My research seeks to understand how electorally constrained politicians build political power and develop political careers. My dissertation studied how  elections are risky, even in autocracies. I showed how short-term economic conditions affect the electoral challenges faced by authoritarian incumbents across the world, and how subnational elections empowered Mexican opposition parties during the 1990s. Alongside Dawn Brancati, we further showed that pro-democracy protests do not diffuse –though they are much more common following (authoritarian) elections.

Second, I am interested in how electoral institutions shape politicians’ career incentives: why and how so many Argentine governors changed the provincial constitution in order to get reelected; how Argentine politicians exploit the electoral calendar to advance their careers, use the Chamber of Deputies as a «springboard» for jumping to better positions, and strategically resign following their copartisans’ electoral success. I also studied mayoral incumbency effects in Mexico (-) and Argentina (+), as well as the incentives for intra-party cooperation in both settings. Lastly, I have studied the impact of electoral rules in Argentina and Latin America, with a focus on the electoral calendar, the first-place advantage in two-round elections, and the causal effect of district magnitude on electoral outcomes and the election of women.


Translated into

Spanish as

Desarrollo Económico, 239, 2023, 1-29

with responses by





Journal of Conflict Resolution, 63(10), 2019, 2438-49


Translated into

Spanish as

Administración Pública y Sociedad (APyS), 11, 2021, 3-29.

The D’Hondt Formula and the Composition of the Argentine Chamber of Deputies, 2005-2009 (in Spanish)



Washington University in St. Louis

Instructor: Betsy Sinclair. Fall 2015.

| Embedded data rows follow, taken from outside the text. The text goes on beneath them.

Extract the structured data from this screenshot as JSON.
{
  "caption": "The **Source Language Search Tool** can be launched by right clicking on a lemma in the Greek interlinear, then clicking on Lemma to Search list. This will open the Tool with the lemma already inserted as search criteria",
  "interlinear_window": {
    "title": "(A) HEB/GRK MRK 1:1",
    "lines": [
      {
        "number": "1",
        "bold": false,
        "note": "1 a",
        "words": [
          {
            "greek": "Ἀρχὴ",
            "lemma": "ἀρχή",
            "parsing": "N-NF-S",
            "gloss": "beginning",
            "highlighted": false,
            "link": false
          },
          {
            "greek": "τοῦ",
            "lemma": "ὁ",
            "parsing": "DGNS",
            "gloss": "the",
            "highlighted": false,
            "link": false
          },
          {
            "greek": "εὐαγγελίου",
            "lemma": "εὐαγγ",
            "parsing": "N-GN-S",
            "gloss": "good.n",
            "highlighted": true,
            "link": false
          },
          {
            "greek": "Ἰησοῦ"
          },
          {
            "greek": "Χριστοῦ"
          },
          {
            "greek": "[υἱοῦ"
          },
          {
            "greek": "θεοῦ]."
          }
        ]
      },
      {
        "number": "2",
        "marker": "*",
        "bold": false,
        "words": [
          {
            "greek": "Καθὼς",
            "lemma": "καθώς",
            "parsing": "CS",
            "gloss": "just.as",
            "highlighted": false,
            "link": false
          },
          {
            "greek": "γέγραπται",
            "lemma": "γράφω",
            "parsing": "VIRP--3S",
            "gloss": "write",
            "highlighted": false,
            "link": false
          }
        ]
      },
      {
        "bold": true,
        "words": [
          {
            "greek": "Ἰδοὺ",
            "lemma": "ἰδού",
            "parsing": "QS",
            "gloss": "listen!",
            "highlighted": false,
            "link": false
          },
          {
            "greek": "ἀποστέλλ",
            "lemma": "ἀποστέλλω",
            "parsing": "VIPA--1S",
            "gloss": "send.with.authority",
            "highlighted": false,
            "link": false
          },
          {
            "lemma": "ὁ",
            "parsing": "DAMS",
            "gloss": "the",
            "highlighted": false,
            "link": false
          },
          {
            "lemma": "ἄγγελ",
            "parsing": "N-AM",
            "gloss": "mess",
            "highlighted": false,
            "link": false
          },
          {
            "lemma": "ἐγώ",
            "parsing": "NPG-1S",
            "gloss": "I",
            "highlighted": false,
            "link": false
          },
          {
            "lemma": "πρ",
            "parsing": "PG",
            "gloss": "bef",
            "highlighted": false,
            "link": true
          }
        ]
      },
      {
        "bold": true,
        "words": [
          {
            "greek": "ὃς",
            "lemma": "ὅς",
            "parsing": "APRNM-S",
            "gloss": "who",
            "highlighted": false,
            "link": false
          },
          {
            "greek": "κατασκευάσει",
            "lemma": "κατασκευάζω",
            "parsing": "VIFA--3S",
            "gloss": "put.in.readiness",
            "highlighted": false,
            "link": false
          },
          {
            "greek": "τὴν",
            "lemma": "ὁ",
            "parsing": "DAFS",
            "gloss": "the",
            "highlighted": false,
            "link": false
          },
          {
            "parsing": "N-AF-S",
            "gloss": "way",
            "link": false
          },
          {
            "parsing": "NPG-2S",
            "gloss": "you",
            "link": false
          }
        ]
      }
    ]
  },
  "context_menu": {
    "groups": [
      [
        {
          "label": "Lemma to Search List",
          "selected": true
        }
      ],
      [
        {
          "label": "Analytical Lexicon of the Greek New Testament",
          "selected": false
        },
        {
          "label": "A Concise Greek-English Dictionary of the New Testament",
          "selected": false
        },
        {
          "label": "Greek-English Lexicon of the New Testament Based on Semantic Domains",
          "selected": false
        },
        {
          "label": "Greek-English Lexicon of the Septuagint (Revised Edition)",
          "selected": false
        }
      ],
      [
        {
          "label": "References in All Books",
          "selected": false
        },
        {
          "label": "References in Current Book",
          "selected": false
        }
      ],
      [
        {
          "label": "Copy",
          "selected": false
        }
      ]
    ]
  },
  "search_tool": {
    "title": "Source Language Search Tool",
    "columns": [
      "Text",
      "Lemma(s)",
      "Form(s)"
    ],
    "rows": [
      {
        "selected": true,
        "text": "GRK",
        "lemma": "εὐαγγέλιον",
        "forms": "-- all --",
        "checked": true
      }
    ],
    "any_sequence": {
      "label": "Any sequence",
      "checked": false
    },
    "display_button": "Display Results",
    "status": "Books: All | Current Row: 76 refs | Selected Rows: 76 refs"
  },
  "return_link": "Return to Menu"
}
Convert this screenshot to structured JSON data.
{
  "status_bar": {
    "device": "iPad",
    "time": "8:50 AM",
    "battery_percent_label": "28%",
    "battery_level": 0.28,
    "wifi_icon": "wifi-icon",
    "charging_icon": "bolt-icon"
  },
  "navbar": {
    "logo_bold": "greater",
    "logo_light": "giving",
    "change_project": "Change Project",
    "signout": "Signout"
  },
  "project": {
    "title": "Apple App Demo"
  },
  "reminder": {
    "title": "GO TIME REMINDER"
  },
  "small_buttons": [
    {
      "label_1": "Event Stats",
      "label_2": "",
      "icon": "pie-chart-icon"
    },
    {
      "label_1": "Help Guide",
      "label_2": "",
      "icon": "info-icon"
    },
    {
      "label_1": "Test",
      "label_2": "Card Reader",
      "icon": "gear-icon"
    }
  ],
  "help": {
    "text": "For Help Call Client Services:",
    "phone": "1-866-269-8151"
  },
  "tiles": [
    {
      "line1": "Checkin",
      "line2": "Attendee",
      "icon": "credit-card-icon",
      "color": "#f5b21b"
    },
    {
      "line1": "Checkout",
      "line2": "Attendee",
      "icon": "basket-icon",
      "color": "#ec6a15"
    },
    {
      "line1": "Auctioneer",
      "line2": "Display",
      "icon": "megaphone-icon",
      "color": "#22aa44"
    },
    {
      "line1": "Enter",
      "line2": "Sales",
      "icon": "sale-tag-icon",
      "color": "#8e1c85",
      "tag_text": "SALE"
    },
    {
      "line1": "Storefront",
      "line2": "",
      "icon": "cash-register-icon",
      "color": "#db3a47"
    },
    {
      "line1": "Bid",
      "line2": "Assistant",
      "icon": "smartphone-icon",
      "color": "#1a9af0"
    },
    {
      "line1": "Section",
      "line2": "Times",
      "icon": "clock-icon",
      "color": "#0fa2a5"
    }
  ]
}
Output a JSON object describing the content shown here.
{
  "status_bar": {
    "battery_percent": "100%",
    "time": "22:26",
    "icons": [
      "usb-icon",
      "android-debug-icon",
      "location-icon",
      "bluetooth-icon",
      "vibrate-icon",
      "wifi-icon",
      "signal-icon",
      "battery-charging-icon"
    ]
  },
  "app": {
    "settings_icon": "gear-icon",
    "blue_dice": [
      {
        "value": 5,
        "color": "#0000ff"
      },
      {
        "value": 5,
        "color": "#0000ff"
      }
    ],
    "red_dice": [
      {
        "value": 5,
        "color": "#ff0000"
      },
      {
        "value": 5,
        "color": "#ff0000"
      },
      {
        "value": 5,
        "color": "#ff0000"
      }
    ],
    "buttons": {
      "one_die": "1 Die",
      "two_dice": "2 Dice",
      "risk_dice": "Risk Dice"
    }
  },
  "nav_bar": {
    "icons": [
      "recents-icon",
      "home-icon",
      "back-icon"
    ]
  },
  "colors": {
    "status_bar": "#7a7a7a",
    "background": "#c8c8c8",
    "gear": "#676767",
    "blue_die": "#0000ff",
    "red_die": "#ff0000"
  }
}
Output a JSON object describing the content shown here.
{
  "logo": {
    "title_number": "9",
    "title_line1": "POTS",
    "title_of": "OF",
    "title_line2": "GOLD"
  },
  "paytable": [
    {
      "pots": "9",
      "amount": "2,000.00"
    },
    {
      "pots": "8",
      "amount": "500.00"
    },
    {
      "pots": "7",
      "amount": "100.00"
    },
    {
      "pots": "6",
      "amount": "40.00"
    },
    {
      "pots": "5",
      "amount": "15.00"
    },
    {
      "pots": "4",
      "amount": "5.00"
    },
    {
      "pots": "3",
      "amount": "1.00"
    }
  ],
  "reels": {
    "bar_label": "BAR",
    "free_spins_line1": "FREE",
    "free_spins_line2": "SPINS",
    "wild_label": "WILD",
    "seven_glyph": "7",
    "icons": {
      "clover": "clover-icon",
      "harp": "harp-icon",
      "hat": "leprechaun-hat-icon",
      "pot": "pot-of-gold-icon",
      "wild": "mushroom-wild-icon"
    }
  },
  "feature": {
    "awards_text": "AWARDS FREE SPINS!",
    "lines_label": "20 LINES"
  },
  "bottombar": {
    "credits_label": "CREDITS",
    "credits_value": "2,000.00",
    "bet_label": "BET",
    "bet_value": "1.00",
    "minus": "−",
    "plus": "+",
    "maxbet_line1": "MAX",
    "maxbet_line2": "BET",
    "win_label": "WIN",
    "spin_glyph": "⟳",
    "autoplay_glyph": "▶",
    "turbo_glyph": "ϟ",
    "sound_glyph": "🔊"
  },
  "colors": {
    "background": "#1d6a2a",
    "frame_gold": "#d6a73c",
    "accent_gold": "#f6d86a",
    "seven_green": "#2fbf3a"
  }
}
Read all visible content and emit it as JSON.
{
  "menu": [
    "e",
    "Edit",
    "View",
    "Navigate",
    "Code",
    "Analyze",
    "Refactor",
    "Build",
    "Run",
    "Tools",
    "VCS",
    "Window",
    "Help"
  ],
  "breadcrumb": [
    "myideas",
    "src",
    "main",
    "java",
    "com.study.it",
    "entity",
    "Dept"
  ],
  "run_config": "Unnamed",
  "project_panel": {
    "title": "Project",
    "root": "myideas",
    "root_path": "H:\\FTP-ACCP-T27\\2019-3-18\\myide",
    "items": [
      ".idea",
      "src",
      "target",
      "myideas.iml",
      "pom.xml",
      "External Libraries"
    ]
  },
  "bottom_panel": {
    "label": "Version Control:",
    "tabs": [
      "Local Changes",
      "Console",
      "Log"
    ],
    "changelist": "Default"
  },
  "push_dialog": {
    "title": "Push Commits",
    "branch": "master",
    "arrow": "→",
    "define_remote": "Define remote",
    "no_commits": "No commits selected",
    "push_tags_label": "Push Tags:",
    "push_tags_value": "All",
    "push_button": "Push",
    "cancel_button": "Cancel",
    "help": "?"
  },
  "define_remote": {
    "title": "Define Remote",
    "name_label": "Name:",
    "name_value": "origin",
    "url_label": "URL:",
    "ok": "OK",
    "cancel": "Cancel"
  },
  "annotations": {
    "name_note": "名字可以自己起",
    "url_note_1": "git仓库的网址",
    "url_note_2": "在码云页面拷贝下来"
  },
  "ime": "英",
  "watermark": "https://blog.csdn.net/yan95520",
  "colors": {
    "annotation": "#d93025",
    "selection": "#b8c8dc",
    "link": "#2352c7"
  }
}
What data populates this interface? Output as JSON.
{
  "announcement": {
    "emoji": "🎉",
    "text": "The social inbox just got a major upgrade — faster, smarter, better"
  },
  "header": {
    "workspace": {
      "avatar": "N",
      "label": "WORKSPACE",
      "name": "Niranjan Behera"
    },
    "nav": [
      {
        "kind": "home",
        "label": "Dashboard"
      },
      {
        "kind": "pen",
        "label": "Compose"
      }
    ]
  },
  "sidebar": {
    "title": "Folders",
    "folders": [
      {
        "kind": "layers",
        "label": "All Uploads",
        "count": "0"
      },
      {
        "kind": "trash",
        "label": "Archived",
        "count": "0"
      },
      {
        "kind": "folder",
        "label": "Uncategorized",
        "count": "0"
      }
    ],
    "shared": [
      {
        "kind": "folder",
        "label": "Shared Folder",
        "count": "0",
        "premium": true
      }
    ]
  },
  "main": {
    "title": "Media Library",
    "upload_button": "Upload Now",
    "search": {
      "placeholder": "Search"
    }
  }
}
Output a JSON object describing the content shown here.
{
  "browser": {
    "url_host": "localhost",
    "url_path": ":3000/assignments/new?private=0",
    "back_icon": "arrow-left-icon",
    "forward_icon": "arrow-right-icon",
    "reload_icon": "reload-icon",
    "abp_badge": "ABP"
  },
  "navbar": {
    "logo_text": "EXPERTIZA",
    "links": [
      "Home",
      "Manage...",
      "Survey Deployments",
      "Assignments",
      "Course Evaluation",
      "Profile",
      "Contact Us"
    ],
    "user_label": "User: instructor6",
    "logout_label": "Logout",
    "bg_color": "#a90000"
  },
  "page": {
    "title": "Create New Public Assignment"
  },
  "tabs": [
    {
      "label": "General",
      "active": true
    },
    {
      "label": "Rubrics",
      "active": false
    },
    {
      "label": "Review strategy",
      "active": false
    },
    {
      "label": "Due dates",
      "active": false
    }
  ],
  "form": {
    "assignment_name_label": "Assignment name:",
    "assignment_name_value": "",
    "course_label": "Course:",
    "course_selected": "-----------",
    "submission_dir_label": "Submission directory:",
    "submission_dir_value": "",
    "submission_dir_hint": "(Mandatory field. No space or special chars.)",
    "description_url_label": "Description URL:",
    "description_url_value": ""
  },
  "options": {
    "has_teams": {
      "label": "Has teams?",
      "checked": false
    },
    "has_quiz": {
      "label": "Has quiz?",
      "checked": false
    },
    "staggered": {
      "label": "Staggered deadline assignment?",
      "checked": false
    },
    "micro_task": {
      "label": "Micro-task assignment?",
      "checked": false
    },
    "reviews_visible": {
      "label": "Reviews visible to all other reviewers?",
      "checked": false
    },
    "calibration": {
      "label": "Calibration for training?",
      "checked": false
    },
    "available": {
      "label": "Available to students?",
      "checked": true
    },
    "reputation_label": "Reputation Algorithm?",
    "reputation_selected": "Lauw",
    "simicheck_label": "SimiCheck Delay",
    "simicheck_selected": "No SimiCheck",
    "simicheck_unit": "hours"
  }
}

Instructor: Brian F. Crisp. Fall 2014.

Instructor: Sunita Parikh. Spring 2014.

Instructor: Guillermo Rosas. Spring 2013.

Instructor: Jeff Gill. Fall 2012.